WHAT IS NEEDED – Could you find each line of the data below that contains the word "Responder" and copy those lines?
========
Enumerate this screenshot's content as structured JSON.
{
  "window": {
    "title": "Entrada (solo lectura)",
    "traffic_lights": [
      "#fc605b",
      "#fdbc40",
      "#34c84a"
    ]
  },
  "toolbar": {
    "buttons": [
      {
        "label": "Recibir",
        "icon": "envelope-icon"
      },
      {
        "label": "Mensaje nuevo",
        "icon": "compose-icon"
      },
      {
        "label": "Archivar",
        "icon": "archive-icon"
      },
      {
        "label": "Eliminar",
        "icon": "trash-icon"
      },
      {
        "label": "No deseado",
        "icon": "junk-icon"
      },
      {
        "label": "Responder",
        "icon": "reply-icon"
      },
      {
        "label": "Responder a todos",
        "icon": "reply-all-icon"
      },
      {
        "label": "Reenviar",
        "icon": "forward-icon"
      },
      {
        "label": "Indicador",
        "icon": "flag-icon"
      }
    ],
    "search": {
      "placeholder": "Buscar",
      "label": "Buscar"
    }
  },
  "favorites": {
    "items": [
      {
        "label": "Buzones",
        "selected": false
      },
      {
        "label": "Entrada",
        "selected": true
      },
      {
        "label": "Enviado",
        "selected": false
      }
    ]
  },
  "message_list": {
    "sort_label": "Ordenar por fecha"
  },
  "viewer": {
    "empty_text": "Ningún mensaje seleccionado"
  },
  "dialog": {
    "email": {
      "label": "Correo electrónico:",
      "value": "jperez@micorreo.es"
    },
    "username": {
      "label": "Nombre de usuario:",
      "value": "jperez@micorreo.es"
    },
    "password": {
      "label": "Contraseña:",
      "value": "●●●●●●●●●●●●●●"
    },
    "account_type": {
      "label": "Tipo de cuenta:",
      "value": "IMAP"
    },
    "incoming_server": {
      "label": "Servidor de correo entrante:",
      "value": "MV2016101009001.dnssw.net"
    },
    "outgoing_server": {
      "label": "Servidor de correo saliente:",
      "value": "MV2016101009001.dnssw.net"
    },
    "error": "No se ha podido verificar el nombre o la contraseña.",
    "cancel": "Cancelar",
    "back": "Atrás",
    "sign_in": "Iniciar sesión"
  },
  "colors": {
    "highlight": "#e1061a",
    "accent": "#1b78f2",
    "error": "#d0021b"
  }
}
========
RESULT FOR THIS TASK –
        "label": "Responder",
        "label": "Responder a todos",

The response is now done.